BEGIN Records for the exercise

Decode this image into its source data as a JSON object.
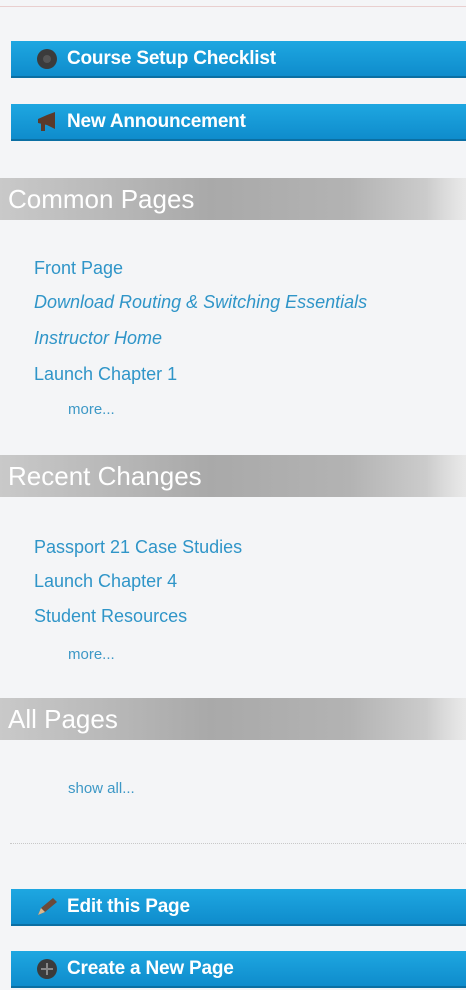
{
  "actions": {
    "checklist": "Course Setup Checklist",
    "announcement": "New Announcement",
    "edit": "Edit this Page",
    "create": "Create a New Page"
  },
  "sections": {
    "common": {
      "title": "Common Pages",
      "links": [
        "Front Page",
        "Download Routing & Switching Essentials",
        "Instructor Home",
        "Launch Chapter 1"
      ],
      "more": "more..."
    },
    "recent": {
      "title": "Recent Changes",
      "links": [
        "Passport 21 Case Studies",
        "Launch Chapter 4",
        "Student Resources"
      ],
      "more": "more..."
    },
    "all": {
      "title": "All Pages",
      "show_all": "show all..."
    }
  },
  "colors": {
    "button": "#1a9fdc",
    "link": "#2f95c8",
    "header_gray": "#ababab"
  },
  "icons": {
    "checklist": "circle-icon",
    "announcement": "megaphone-icon",
    "edit": "pencil-icon",
    "create": "plus-circle-icon"
  }
}
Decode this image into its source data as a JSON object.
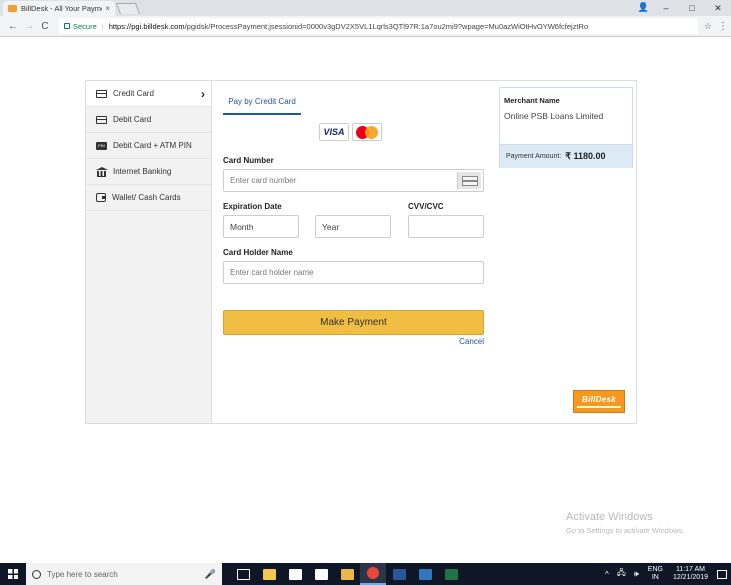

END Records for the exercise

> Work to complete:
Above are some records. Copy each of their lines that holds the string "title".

> Answer for this exercise:
      "title": "Common Pages",
      "title": "Recent Changes",
      "title": "All Pages",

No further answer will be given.